Target: Greg Kazmierski, member of the Natural Resources Board
Goal: Protect rare white deer population from being wiped out by hunters
A proposal has been set in the state of Wisconsin which, if approved, could mean the end of incredibly rare white deer. Of the one and a half million deer in the state of Wisconsin, there are less than one hundred white deer. The damning proposal, made by Gregory Kazmierski of the Natural Resources Board, asks for a public vote to allow these animals to be killed off, using outdated and bogus scientific reasoning to allege that they are somehow ‘defective’ and need to be culled. Petition Mr. Kazmierski to remove this proposal from the vote to save these exceedingly rare animals from being wiped out.
The public vote will take place on April 14 at the Department of Natural Resources and Conservation’s Congress meeting. Because of the false nature of the information given to the public, many could be persuaded to support the culling of white deer. Because Mr. Kazmierski is a Department of Natural Resources board member, his proposal did not have to go through the vetting process that normal proposals are required to do.
Even after the Natural Resources board unanimously approved a motion in January that prohibited the killing of white deer, this new proposal would reverse that decision, and could mean the end of white deer in Wisconsin if it is approved.
Sign this petition to demand that Mr. Kazmierski retract his proposal in order to save the white deer from total annihilation.
Dear Mr. Kazmierski,
After reading of your proposal to legalize the ‘harvesting’ of white deer, I ask that you remove this proposal from the annual Congress meeting of the Department of Natural Resources.
The white deer you plan to have killed are not ‘defective,’ and the reasoning you have issued to the public is faulty and misleading. There are so few of these deer that they should be protected – as the recent unanimous vote for an emergency rules package to protect these deer shows.

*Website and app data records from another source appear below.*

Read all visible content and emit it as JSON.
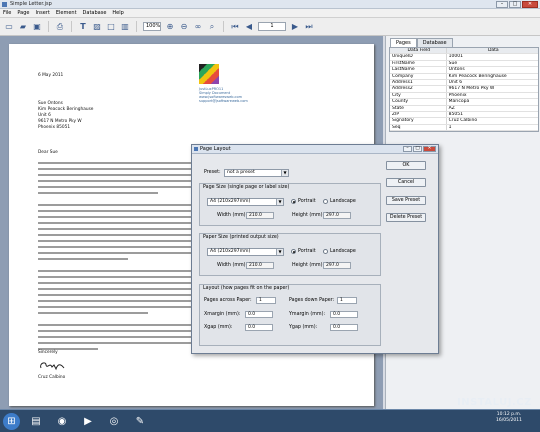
{
  "window": {
    "title": "Simple Letter.jsp"
  },
  "menu": [
    "File",
    "Page",
    "Insert",
    "Element",
    "Database",
    "Help"
  ],
  "toolbar": {
    "zoom": "100%",
    "page": "1"
  },
  "letter": {
    "date": "6 May 2011",
    "recipient": [
      "Sue Ontons",
      "Kim Peacock Beringhause",
      "Unit 6",
      "9617 N Metro Pky W",
      "Phoenix 85051"
    ],
    "company": [
      "JustLuxPRO11",
      "Simply Document",
      "www.jsoftwaresweb.com",
      "support@jsoftwareweb.com"
    ],
    "salutation": "Dear Sue",
    "closing": "Sincerely",
    "signature_name": "Cruz Calbino"
  },
  "panel": {
    "tabs": [
      "Pages",
      "Database"
    ],
    "headers": [
      "Data Field",
      "Data"
    ],
    "rows": [
      [
        "UniqueID",
        "10001"
      ],
      [
        "FirstName",
        "Sue"
      ],
      [
        "LastName",
        "Ontons"
      ],
      [
        "Company",
        "Kim Peacock Beringhause"
      ],
      [
        "Address1",
        "Unit 6"
      ],
      [
        "Address2",
        "9617 N Metro Pky W"
      ],
      [
        "City",
        "Phoenix"
      ],
      [
        "County",
        "Maricopa"
      ],
      [
        "State",
        "AZ"
      ],
      [
        "ZIP",
        "85051"
      ],
      [
        "Signatory",
        "Cruz Calbino"
      ],
      [
        "Seq",
        "1"
      ]
    ]
  },
  "dialog": {
    "title": "Page Layout",
    "preset_label": "Preset:",
    "preset_value": "not a preset",
    "page_size_title": "Page Size (single page or label size)",
    "page_size_value": "A4 (210x297mm)",
    "output_title": "Paper Size (printed output size)",
    "output_value": "A4 (210x297mm)",
    "portrait": "Portrait",
    "landscape": "Landscape",
    "width_label": "Width (mm):",
    "width_value": "210.0",
    "height_label": "Height (mm):",
    "height_value": "297.0",
    "layout_title": "Layout (how pages fit on the paper)",
    "across_label": "Pages across Paper:",
    "across_value": "1",
    "down_label": "Pages down Paper:",
    "down_value": "1",
    "xmargin_label": "Xmargin (mm):",
    "xmargin_value": "0.0",
    "ymargin_label": "Ymargin (mm):",
    "ymargin_value": "0.0",
    "xgap_label": "Xgap (mm):",
    "xgap_value": "0.0",
    "ygap_label": "Ygap (mm):",
    "ygap_value": "0.0",
    "buttons": {
      "ok": "OK",
      "cancel": "Cancel",
      "save": "Save Preset",
      "delete": "Delete Preset"
    }
  },
  "taskbar": {
    "time": "10:12 p.m.",
    "date": "16/05/2011"
  },
  "watermark": "INSTALUJ.CZ"
}
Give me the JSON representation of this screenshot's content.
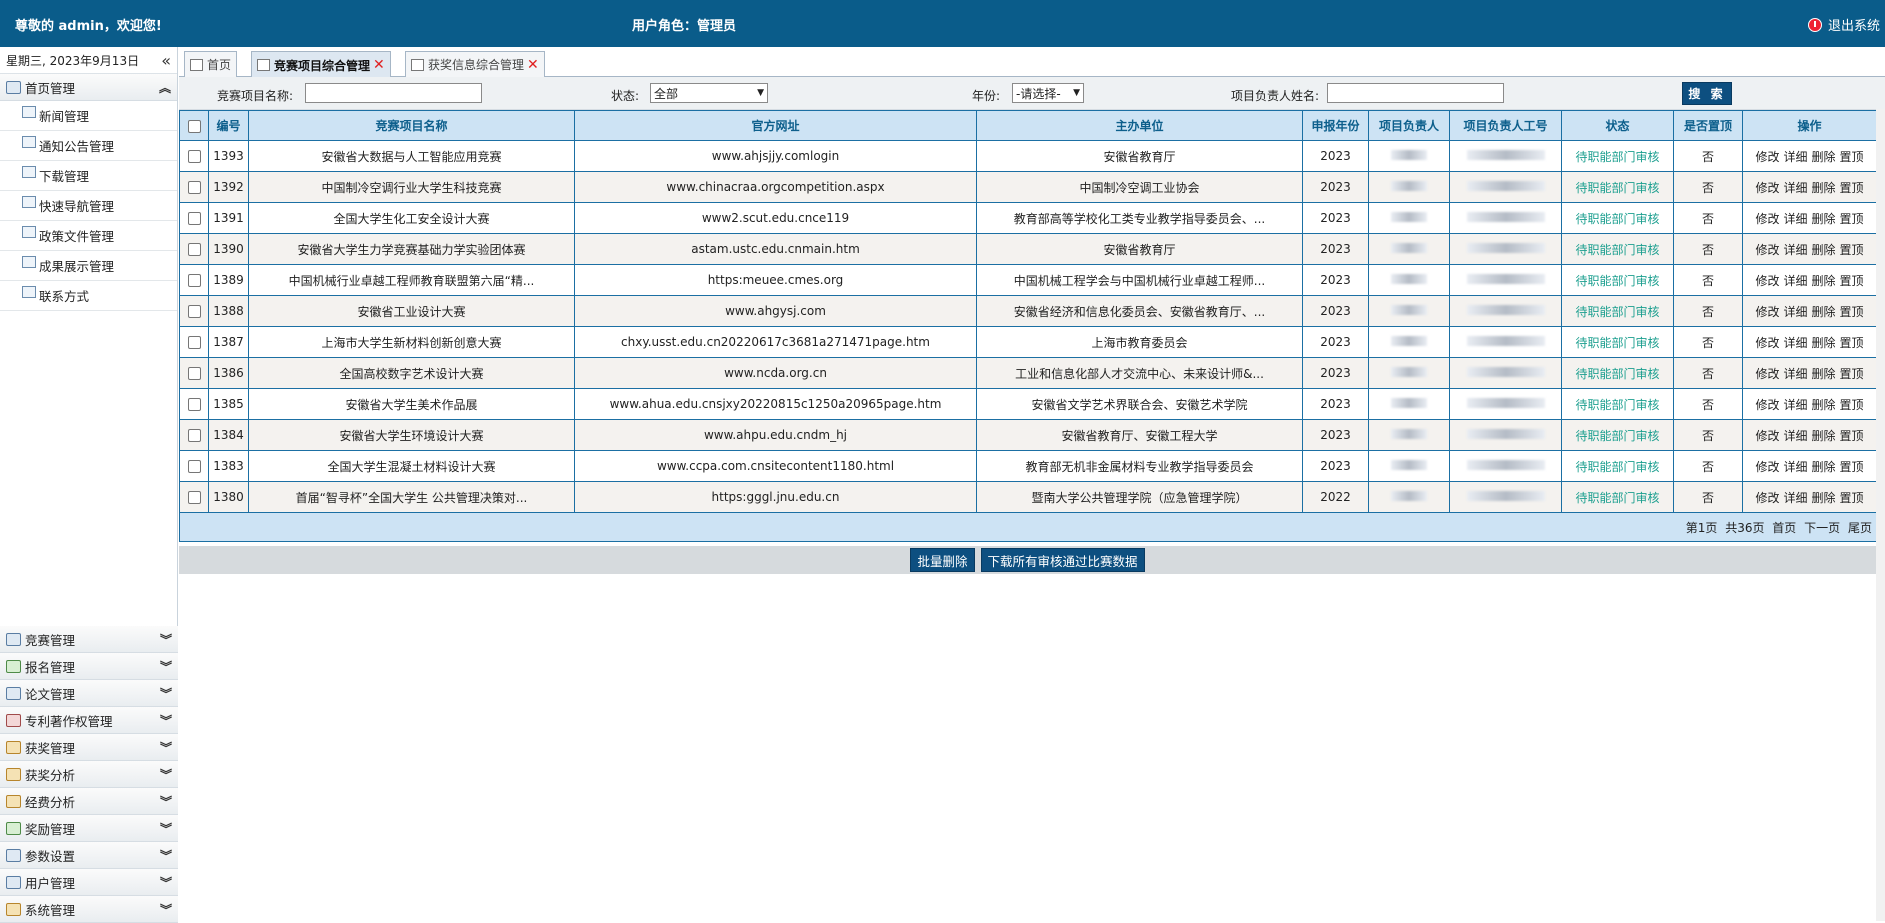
{
  "header": {
    "welcome": "尊敬的 admin，欢迎您!",
    "role": "用户角色：管理员",
    "logout": "退出系统"
  },
  "sidebar": {
    "date": "星期三, 2023年9月13日",
    "top_group": {
      "label": "首页管理",
      "items": [
        {
          "label": "新闻管理"
        },
        {
          "label": "通知公告管理"
        },
        {
          "label": "下载管理"
        },
        {
          "label": "快速导航管理"
        },
        {
          "label": "政策文件管理"
        },
        {
          "label": "成果展示管理"
        },
        {
          "label": "联系方式"
        }
      ]
    },
    "groups": [
      {
        "label": "竞赛管理"
      },
      {
        "label": "报名管理"
      },
      {
        "label": "论文管理"
      },
      {
        "label": "专利著作权管理"
      },
      {
        "label": "获奖管理"
      },
      {
        "label": "获奖分析"
      },
      {
        "label": "经费分析"
      },
      {
        "label": "奖励管理"
      },
      {
        "label": "参数设置"
      },
      {
        "label": "用户管理"
      },
      {
        "label": "系统管理"
      }
    ]
  },
  "tabs": [
    {
      "label": "首页"
    },
    {
      "label": "竞赛项目综合管理"
    },
    {
      "label": "获奖信息综合管理"
    }
  ],
  "search": {
    "name_label": "竞赛项目名称:",
    "status_label": "状态:",
    "status_value": "全部",
    "year_label": "年份:",
    "year_value": "-请选择-",
    "leader_label": "项目负责人姓名:",
    "button": "搜 索"
  },
  "table": {
    "headers": [
      "编号",
      "竞赛项目名称",
      "官方网址",
      "主办单位",
      "申报年份",
      "项目负责人",
      "项目负责人工号",
      "状态",
      "是否置顶",
      "操作"
    ],
    "rows": [
      {
        "id": "1393",
        "name": "安徽省大数据与人工智能应用竞赛",
        "url": "www.ahjsjjy.comlogin",
        "org": "安徽省教育厅",
        "year": "2023",
        "status": "待职能部门审核",
        "top": "否"
      },
      {
        "id": "1392",
        "name": "中国制冷空调行业大学生科技竞赛",
        "url": "www.chinacraa.orgcompetition.aspx",
        "org": "中国制冷空调工业协会",
        "year": "2023",
        "status": "待职能部门审核",
        "top": "否"
      },
      {
        "id": "1391",
        "name": "全国大学生化工安全设计大赛",
        "url": "www2.scut.edu.cnce119",
        "org": "教育部高等学校化工类专业教学指导委员会、...",
        "year": "2023",
        "status": "待职能部门审核",
        "top": "否"
      },
      {
        "id": "1390",
        "name": "安徽省大学生力学竞赛基础力学实验团体赛",
        "url": "astam.ustc.edu.cnmain.htm",
        "org": "安徽省教育厅",
        "year": "2023",
        "status": "待职能部门审核",
        "top": "否"
      },
      {
        "id": "1389",
        "name": "中国机械行业卓越工程师教育联盟第六届“精...",
        "url": "https:meuee.cmes.org",
        "org": "中国机械工程学会与中国机械行业卓越工程师...",
        "year": "2023",
        "status": "待职能部门审核",
        "top": "否"
      },
      {
        "id": "1388",
        "name": "安徽省工业设计大赛",
        "url": "www.ahgysj.com",
        "org": "安徽省经济和信息化委员会、安徽省教育厅、...",
        "year": "2023",
        "status": "待职能部门审核",
        "top": "否"
      },
      {
        "id": "1387",
        "name": "上海市大学生新材料创新创意大赛",
        "url": "chxy.usst.edu.cn20220617c3681a271471page.htm",
        "org": "上海市教育委员会",
        "year": "2023",
        "status": "待职能部门审核",
        "top": "否"
      },
      {
        "id": "1386",
        "name": "全国高校数字艺术设计大赛",
        "url": "www.ncda.org.cn",
        "org": "工业和信息化部人才交流中心、未来设计师&...",
        "year": "2023",
        "status": "待职能部门审核",
        "top": "否"
      },
      {
        "id": "1385",
        "name": "安徽省大学生美术作品展",
        "url": "www.ahua.edu.cnsjxy20220815c1250a20965page.htm",
        "org": "安徽省文学艺术界联合会、安徽艺术学院",
        "year": "2023",
        "status": "待职能部门审核",
        "top": "否"
      },
      {
        "id": "1384",
        "name": "安徽省大学生环境设计大赛",
        "url": "www.ahpu.edu.cndm_hj",
        "org": "安徽省教育厅、安徽工程大学",
        "year": "2023",
        "status": "待职能部门审核",
        "top": "否"
      },
      {
        "id": "1383",
        "name": "全国大学生混凝土材料设计大赛",
        "url": "www.ccpa.com.cnsitecontent1180.html",
        "org": "教育部无机非金属材料专业教学指导委员会",
        "year": "2023",
        "status": "待职能部门审核",
        "top": "否"
      },
      {
        "id": "1380",
        "name": "首届“智寻杯”全国大学生 公共管理决策对...",
        "url": "https:gggl.jnu.edu.cn",
        "org": "暨南大学公共管理学院（应急管理学院）",
        "year": "2022",
        "status": "待职能部门审核",
        "top": "否"
      }
    ],
    "ops": [
      "修改",
      "详细",
      "删除",
      "置顶"
    ]
  },
  "pager": {
    "current": "第1页",
    "total": "共36页",
    "first": "首页",
    "next": "下一页",
    "last": "尾页"
  },
  "actions": {
    "batch_delete": "批量删除",
    "download": "下载所有审核通过比赛数据"
  }
}
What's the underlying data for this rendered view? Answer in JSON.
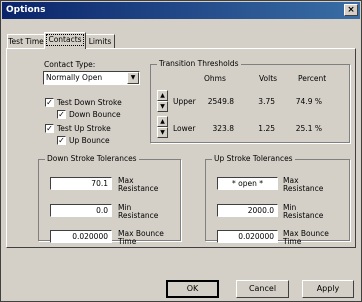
{
  "window": {
    "title": "Options",
    "close_label": "×"
  },
  "tabs": [
    {
      "label": "Test Time"
    },
    {
      "label": "Contacts"
    },
    {
      "label": "Limits"
    }
  ],
  "contact_type": {
    "label": "Contact Type:",
    "selected": "Normally Open",
    "checkboxes": [
      {
        "label": "Test Down Stroke",
        "checked": true
      },
      {
        "label": "Down Bounce",
        "checked": true
      },
      {
        "label": "Test Up Stroke",
        "checked": true
      },
      {
        "label": "Up Bounce",
        "checked": true
      }
    ]
  },
  "transition": {
    "title": "Transition Thresholds",
    "headers": {
      "ohms": "Ohms",
      "volts": "Volts",
      "percent": "Percent"
    },
    "rows": [
      {
        "label": "Upper",
        "ohms": "2549.8",
        "volts": "3.75",
        "percent": "74.9 %"
      },
      {
        "label": "Lower",
        "ohms": "323.8",
        "volts": "1.25",
        "percent": "25.1 %"
      }
    ]
  },
  "down_stroke": {
    "title": "Down Stroke Tolerances",
    "fields": [
      {
        "value": "70.1",
        "label1": "Max",
        "label2": "Resistance"
      },
      {
        "value": "0.0",
        "label1": "Min",
        "label2": "Resistance"
      },
      {
        "value": "0.020000",
        "label1": "Max Bounce",
        "label2": "Time"
      }
    ]
  },
  "up_stroke": {
    "title": "Up Stroke Tolerances",
    "fields": [
      {
        "value": "* open *",
        "label1": "Max",
        "label2": "Resistance"
      },
      {
        "value": "2000.0",
        "label1": "Min",
        "label2": "Resistance"
      },
      {
        "value": "0.020000",
        "label1": "Max Bounce",
        "label2": "Time"
      }
    ]
  },
  "buttons": {
    "ok": "OK",
    "cancel": "Cancel",
    "apply": "Apply"
  },
  "icons": {
    "checked": "✓",
    "dropdown": "▼",
    "spin_up": "▲",
    "spin_down": "▼"
  }
}
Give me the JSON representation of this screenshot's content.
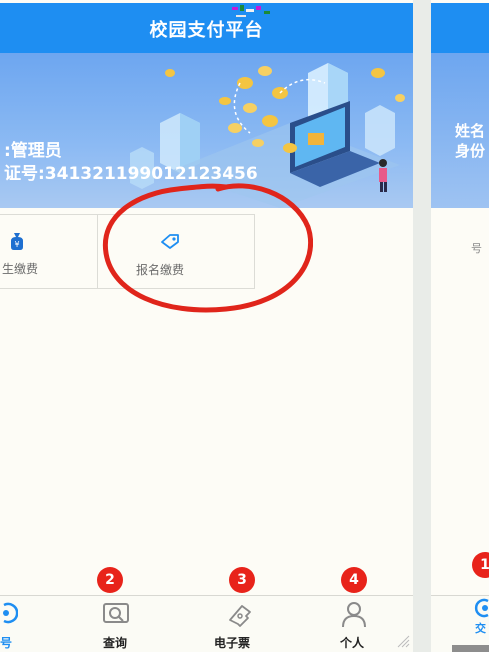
{
  "app": {
    "title": "校园支付平台"
  },
  "profile": {
    "name_line": ":管理员",
    "id_line": "证号:341321199012123456"
  },
  "tiles": [
    {
      "label": "生缴费",
      "icon": "money-bag-icon"
    },
    {
      "label": "报名缴费",
      "icon": "tag-icon"
    }
  ],
  "nav": {
    "items": [
      {
        "label": "号",
        "icon": "home-icon"
      },
      {
        "label": "查询",
        "icon": "search-screen-icon",
        "badge": "2"
      },
      {
        "label": "电子票",
        "icon": "ticket-icon",
        "badge": "3"
      },
      {
        "label": "个人",
        "icon": "person-icon",
        "badge": "4"
      }
    ]
  },
  "right_panel": {
    "name_line": "姓名",
    "id_line": "身份",
    "tile_label": "号",
    "nav_label": "交",
    "badge": "1"
  },
  "colors": {
    "primary": "#1e8ef2",
    "badge": "#e8231a",
    "annotation": "#e0251b",
    "background": "#fdfcf6"
  }
}
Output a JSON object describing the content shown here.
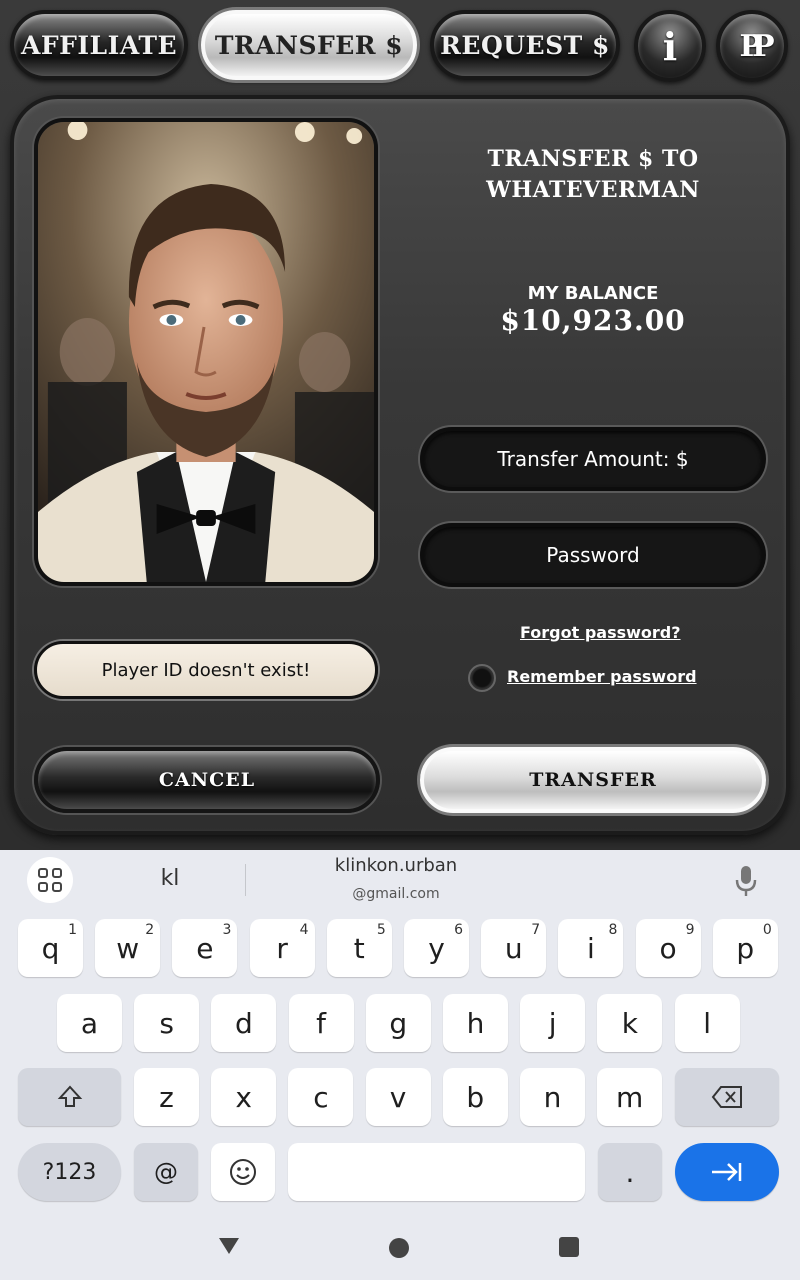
{
  "nav": {
    "affiliate": "AFFILIATE",
    "transfer": "TRANSFER $",
    "request": "REQUEST $",
    "info": "i",
    "logo": "PP"
  },
  "card": {
    "title": "TRANSFER $ TO WHATEVERMAN",
    "balance_label": "MY BALANCE",
    "balance_value": "$10,923.00",
    "amount_placeholder": "Transfer Amount: $",
    "password_placeholder": "Password",
    "forgot_password": "Forgot password?",
    "remember_password": "Remember password",
    "error_message": "Player ID doesn't exist!",
    "cancel": "CANCEL",
    "transfer": "TRANSFER"
  },
  "keyboard": {
    "suggestion_1": "kl",
    "suggestion_2_main": "klinkon.urban",
    "suggestion_2_sub": "@gmail.com",
    "row1": [
      {
        "k": "q",
        "h": "1"
      },
      {
        "k": "w",
        "h": "2"
      },
      {
        "k": "e",
        "h": "3"
      },
      {
        "k": "r",
        "h": "4"
      },
      {
        "k": "t",
        "h": "5"
      },
      {
        "k": "y",
        "h": "6"
      },
      {
        "k": "u",
        "h": "7"
      },
      {
        "k": "i",
        "h": "8"
      },
      {
        "k": "o",
        "h": "9"
      },
      {
        "k": "p",
        "h": "0"
      }
    ],
    "row2": [
      "a",
      "s",
      "d",
      "f",
      "g",
      "h",
      "j",
      "k",
      "l"
    ],
    "row3": [
      "z",
      "x",
      "c",
      "v",
      "b",
      "n",
      "m"
    ],
    "sym_label": "?123",
    "at_label": "@",
    "period_label": "."
  },
  "colors": {
    "enter_key": "#1a73e8",
    "keyboard_bg": "#e8eaf0"
  },
  "icons": [
    "info-icon",
    "pp-logo-icon",
    "apps-grid-icon",
    "mic-icon",
    "shift-icon",
    "backspace-icon",
    "emoji-icon",
    "enter-arrow-icon",
    "nav-back-icon",
    "nav-home-icon",
    "nav-recent-icon"
  ]
}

Remove your proposal from the Congress meeting and let these beautiful, rare animals live in Wisconsin where they may attract tourists and be viewed for years to come.
[Your Name Here]
Photo credit: Argonne National Laboratory via Wikimedia Commons